Discover a variety of genealogy records and news stories from Colonial and Revolutionary times that are exclusive to our extensive collection in these 81 Boston historical newspapers:

Search recent obituary records for your recently deceased relatives in these 5 Boston newspapers:

Click on the graphic below to download a PDF version of the list of our Boston Newspapers, for easy access to our online collection right from your desktop.

a graphic promoting GenealogyBank's online collection of Boston newspapers

50 Alabama Newspapers Now Online for Your Genealogy Research

Last Saturday Alabama celebrated the 194th anniversary of its statehood—the “Heart of Dixie” was admitted into the Union on 14 December 1819 as the 22nd state.

photo of the official state seal of Alabama

Illustration: official state seal of Alabama. Credit: Wikipedia.
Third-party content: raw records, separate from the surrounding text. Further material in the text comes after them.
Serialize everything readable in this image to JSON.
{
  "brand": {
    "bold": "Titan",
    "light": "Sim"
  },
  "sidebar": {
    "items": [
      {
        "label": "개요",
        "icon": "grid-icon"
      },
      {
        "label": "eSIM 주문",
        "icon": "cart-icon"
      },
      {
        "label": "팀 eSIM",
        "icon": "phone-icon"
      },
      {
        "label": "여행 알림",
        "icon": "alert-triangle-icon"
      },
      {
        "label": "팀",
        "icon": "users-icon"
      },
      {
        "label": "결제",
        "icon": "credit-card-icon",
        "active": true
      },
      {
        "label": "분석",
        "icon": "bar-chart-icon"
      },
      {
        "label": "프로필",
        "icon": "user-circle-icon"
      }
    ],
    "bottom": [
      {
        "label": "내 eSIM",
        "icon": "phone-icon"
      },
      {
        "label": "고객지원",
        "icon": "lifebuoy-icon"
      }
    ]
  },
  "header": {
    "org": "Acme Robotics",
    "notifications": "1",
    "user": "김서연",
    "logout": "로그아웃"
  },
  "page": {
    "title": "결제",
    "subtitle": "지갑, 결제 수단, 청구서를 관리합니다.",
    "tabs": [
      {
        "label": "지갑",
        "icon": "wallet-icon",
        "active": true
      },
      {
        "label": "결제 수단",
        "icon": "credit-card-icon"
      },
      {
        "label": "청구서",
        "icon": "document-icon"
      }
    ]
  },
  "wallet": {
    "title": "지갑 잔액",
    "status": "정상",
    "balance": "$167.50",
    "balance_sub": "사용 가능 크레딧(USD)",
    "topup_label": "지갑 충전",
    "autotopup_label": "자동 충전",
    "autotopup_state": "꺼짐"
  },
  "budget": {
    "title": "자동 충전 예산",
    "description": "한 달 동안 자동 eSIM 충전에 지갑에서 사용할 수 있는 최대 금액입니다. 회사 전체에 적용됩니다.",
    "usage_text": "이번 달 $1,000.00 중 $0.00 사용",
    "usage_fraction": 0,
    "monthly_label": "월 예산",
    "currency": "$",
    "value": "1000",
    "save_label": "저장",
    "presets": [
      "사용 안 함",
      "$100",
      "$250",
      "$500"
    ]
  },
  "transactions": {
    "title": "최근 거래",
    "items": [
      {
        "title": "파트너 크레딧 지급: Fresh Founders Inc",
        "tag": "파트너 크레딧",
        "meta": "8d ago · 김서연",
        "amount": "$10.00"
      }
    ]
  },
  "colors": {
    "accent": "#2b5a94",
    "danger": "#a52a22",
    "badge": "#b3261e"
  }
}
If you are researching your family roots in Alabama, you will want to use GenealogyBank’s online Alabama newspaper archives: 50 titles to help you search your family history in the “Yellowhammer State,” providing coverage from 1816 to Today. There are more than 21 million articles and records in this online collection.

Dig into the archives and search for obituaries and other news articles about your ancestors in these recent and historical AL newspapers online:

Search Alabama Newspaper Archives (1816-1992)

Search Alabama Recent Obituaries (1992-Today)

Here is our complete list of online Alabama newspapers, divided into two collections: Historical Newspapers (complete paper) and Recent Obituaries. Each newspaper title in this list is an active link that will take you directly to that paper’s search page, where you can begin searching for your ancestors by surnames, dates, keywords and more.

Discover a variety of genealogy records and news stories in these 21 Alabama historical newspapers, listed alphabetically by city:

Search recent obituary records for your relatives in these 29 Alabama newspapers, listed alphabetically by city:

Alabama Newspaper Archives at GenealogyBank

Alabama Newspaper Archives at GenealogyBank